Sir Abe Bailey Bequest
Conservation
Home    Information    Conservation    News    Exhibitions    Catalogue    Loans    Glossary    Contact   
Look up all news by year:  2020 •  2017 •  2016 •  2015 •  2014 •  2013 •  2012 •  2011 •  2010 •  2009 •  2008 •  2007 •  2006 •  2005 •  2004 •  2003

Henry Alken, Snr


(1785 - 1850)
Title: Setting off Technique: oil on sized paper adhered to canvas
Signature: present, bottom right corner
Dimensions: 30 x 43 cm
Frame: Wooden, gesso moulded, gilded gold
Treatment: October – December 2006

PRELIMINARY CONDITION REPORT
SECONDARY SUPPORT: This is a wooden canvas strainer with fixed corners (width: 48mm thickness: 12 mm). Its general condition is good. This strainer may be a later addition, as paper was the artist’s original primary support before it was adhered to canvas.

The following inscriptions can be seen on the top right-hand side of the strainer:

James Bourlet & Sons, Ltd.,
Fine Art Packers, Frame Maker
C 23863
17 & 18, Nassau Street,
Mortimer Street, W.
Phone- Museum 1817 & 7588

The label is made from fine pulp paper with black ink print. A second label reads β€œ5” on the right hand side using a similar type of paper and ink but appears darker in colour. A third label shows the Iziko Sang accession number on the left hand side. A fourth label can also be seen, which seems to be a number but this cannot be read as the Iziko Sang accession label is adhered over this.

PRIMARY SUPPORT: The primary support is a fairly thin paper, dark ochre/burnt sienna in colour, that has been adhered onto a medium-weight tabby weave canvas. Both appear to be in a sound condition. Evenly-placed tacks attach the canvas to the strainer. They appear to be slightly rusted. The tacking margin is 30mm in width. Some dirt was caught between the canvas and strainer.

GROUND: There does not appear to be a ground, however the paper appears to have been sized with animal-skin glue, as it is slightly glossy.

PAINT LAYER: The artist has applied the paint thinly. Extensive drying cracks can be seen, and these are covered with over-paint that is thicker in texture and of a darker colour. A strainer-bar mark can be seen and this would suggest that if the strainer was indeed a later addition, it would have been added not long after the work was completed.

VARNISH LAYER: The natural resin varnish layer is discoloured and a layer of surface dirt also covers this.

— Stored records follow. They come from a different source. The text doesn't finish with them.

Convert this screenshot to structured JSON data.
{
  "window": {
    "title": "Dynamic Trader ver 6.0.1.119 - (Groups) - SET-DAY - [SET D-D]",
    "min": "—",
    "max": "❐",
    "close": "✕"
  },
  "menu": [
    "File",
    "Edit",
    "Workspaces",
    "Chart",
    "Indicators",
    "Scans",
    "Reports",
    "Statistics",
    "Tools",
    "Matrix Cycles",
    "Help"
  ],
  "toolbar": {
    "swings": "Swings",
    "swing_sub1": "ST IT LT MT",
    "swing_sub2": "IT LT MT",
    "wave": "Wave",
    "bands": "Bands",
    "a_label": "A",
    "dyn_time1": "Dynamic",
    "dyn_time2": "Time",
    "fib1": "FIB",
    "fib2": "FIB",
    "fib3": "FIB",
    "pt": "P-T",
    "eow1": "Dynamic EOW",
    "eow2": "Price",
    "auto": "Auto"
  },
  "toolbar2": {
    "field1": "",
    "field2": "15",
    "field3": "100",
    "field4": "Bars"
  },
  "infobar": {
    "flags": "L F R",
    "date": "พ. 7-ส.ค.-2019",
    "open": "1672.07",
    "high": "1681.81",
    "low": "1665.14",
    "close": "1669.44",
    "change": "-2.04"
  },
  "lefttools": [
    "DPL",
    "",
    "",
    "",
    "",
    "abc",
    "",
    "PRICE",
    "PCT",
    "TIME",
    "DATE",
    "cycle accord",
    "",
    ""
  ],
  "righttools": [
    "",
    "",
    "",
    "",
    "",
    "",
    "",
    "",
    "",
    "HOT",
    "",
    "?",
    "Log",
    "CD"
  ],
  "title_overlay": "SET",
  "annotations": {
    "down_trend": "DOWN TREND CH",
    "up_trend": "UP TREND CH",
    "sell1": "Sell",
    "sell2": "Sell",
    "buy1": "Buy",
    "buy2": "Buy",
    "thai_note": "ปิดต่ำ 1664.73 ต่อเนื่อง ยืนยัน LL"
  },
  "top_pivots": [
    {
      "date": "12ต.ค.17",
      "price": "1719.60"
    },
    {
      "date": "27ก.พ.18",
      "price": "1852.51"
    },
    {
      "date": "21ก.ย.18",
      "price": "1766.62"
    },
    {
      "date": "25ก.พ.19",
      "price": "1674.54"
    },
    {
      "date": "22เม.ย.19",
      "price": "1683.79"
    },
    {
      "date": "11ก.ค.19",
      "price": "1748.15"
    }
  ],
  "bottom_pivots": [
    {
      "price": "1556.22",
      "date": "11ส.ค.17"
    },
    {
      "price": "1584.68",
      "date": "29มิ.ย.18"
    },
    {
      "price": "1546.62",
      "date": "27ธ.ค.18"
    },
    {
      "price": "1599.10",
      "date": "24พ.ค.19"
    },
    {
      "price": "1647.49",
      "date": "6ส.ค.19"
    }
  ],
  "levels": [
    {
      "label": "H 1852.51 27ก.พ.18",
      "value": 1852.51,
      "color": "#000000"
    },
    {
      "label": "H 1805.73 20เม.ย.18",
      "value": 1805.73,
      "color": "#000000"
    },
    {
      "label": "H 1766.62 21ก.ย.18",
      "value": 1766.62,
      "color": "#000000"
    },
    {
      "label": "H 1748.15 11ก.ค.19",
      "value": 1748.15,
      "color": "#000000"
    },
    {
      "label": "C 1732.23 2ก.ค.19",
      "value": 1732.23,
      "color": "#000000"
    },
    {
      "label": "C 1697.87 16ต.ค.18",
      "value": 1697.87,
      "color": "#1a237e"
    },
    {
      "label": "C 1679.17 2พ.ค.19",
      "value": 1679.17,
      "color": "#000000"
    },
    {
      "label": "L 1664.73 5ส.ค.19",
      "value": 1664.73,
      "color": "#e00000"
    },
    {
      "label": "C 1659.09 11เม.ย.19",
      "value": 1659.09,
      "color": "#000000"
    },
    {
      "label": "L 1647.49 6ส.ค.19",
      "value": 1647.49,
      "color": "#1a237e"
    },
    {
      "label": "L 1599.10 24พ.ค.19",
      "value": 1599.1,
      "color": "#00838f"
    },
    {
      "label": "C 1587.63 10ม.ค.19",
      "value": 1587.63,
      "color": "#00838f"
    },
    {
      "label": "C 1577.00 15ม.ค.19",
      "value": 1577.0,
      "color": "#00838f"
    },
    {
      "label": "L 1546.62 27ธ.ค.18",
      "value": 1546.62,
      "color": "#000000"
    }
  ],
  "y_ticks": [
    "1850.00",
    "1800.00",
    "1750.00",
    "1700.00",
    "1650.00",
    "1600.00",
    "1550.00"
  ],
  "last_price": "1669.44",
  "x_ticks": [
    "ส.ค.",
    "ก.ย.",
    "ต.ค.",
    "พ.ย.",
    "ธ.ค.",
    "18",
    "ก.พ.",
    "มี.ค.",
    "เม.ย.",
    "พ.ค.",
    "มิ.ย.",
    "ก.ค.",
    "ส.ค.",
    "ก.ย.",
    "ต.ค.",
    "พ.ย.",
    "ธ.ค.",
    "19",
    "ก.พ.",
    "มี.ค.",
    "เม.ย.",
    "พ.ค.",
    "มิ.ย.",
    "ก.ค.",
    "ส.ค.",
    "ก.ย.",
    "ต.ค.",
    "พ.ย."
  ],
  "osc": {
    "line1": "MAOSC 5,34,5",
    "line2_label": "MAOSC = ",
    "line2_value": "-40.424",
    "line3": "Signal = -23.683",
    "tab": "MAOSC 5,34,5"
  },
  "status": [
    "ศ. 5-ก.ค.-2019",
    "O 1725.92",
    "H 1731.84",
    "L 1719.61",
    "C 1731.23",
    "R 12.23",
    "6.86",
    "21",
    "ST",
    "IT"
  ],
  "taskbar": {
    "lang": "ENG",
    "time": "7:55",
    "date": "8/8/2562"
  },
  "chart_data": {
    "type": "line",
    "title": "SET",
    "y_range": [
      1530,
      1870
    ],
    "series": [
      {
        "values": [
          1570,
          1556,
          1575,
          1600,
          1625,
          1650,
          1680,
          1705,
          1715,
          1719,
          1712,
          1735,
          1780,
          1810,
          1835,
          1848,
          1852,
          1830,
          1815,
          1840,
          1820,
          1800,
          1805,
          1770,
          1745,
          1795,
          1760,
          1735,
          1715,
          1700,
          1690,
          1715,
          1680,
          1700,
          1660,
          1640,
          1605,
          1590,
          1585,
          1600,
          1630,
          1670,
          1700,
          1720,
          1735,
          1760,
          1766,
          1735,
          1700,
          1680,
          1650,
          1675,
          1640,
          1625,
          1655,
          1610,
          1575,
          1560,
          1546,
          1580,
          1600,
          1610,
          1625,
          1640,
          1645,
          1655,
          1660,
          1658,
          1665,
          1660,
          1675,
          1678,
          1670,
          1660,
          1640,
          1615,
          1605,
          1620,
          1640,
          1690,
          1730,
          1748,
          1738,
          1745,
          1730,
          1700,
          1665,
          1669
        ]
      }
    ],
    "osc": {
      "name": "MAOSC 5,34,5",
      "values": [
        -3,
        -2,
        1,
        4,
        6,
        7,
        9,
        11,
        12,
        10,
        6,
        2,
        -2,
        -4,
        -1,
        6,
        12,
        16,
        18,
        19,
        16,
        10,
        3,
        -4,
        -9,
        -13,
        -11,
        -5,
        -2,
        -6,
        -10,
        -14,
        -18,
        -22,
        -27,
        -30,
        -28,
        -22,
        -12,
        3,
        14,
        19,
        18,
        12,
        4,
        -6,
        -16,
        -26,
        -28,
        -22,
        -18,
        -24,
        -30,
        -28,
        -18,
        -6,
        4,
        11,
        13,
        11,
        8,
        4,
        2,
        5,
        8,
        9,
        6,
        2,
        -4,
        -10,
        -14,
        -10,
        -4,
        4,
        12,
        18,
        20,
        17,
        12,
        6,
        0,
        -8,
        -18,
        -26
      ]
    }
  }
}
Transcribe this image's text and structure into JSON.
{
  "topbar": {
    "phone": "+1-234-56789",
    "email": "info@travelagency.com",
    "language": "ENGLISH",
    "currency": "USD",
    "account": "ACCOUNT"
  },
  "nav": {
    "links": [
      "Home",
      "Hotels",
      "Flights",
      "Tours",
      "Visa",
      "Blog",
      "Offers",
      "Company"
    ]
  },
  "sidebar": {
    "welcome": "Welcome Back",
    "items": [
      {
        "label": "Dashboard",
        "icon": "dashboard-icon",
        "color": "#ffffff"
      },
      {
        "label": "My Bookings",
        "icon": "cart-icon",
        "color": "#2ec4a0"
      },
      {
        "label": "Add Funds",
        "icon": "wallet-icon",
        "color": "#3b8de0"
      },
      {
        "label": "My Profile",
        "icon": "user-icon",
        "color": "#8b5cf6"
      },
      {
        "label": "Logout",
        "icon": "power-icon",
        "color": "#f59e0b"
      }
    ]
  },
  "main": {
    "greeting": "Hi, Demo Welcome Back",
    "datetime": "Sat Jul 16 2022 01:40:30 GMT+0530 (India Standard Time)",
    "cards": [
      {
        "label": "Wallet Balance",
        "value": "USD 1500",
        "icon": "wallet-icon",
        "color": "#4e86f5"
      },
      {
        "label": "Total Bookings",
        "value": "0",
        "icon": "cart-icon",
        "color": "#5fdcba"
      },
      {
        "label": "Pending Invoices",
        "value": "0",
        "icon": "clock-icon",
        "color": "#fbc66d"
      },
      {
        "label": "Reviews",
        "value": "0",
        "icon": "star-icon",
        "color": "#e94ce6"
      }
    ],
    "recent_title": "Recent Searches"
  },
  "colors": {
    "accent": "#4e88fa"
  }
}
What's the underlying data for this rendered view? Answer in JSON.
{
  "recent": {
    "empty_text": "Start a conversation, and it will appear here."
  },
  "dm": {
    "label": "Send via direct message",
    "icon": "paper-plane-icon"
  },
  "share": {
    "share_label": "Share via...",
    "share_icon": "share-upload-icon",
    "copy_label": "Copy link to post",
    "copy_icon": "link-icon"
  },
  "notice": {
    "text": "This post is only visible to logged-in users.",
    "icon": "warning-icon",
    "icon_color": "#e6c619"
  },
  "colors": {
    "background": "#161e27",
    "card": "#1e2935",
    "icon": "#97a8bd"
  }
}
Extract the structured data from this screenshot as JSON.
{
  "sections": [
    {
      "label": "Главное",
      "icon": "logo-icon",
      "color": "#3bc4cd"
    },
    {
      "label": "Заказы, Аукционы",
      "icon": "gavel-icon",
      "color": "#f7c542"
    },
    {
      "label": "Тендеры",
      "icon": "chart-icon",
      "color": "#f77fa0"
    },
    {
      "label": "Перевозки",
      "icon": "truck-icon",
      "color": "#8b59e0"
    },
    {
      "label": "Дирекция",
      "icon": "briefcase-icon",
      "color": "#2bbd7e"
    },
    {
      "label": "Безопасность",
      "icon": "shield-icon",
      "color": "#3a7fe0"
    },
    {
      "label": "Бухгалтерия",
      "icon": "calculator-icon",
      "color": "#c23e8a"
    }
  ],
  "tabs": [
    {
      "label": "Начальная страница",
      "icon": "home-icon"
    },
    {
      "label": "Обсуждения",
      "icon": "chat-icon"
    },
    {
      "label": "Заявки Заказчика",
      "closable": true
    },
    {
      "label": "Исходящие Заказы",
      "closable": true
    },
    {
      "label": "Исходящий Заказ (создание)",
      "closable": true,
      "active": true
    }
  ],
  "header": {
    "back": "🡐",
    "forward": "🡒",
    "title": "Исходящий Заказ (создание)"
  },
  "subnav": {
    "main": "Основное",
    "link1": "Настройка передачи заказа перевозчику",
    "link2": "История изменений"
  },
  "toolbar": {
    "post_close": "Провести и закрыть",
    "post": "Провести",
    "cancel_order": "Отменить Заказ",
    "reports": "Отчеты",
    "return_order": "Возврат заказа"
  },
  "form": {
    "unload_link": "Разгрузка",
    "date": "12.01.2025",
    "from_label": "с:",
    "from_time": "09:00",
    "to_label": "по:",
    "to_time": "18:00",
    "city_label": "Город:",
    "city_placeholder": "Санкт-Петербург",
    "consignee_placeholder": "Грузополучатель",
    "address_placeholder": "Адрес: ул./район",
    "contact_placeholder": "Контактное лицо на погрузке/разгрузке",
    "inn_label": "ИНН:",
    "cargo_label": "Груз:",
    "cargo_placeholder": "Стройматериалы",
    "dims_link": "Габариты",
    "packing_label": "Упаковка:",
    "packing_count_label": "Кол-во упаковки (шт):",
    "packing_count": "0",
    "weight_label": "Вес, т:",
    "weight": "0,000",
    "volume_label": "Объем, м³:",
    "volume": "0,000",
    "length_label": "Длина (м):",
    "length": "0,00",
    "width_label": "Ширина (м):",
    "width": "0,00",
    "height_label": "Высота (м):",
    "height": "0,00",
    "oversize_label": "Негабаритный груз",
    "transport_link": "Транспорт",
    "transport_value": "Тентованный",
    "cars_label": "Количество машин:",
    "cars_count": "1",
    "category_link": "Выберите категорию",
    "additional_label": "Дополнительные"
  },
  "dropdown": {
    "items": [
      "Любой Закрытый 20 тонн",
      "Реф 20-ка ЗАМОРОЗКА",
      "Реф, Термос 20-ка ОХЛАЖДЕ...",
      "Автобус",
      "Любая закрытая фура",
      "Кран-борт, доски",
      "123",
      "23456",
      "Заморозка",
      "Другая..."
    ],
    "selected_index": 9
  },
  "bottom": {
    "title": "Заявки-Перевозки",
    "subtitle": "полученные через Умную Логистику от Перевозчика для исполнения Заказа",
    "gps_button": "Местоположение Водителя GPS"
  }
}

This is not the original varnish.

TREATMENT CARRIED OUT An initial photographic record was made and this was kept up throughout the treatment.

Tests were carried out to remove the surface dirt. After the appropriate reagent was found, cleaning proceeded safely and effectively.

Following tests including a safety margin-cleaning test, an organic solvent was found to remove the discoloured varnish layer. Cleaning proceeded using a swab stick.

Over-paint was present, covering all the drying cracks and following tests, a mixture of organic solvents was used to remove this.

Dirt was removed from in-between the canvas and the stretcher bar and the back of the canvas was cleaned.

An isolating conservation varnish was applied using a brush. The losses in the areas of the drying cracks were retouched and a final conservation varnish was applied.

The frame was cleaned; both front and back, small losses were filled and retouched and the painting secured its frame using brass plates.

Page 1   1 | 
Click the image for a view of: Whole front, before treatment
Whole front, before treatment
Click the image for a view of: Whole back, before treatment
Whole back, before treatment
Click the image for a view of: Detail of signature
Detail of signature
Click the image for a view of: Whole front, during surface dirt and varnish removal
Whole front, during surface dirt and varnish removal
Click the image for a view of: Whole front, after treatment
Whole front, after treatment
Posted: 2006/12/22 (12:24:00 PM)

Copyright © 2003-2019. Iziko Museums of Cape Town. All rights reserved.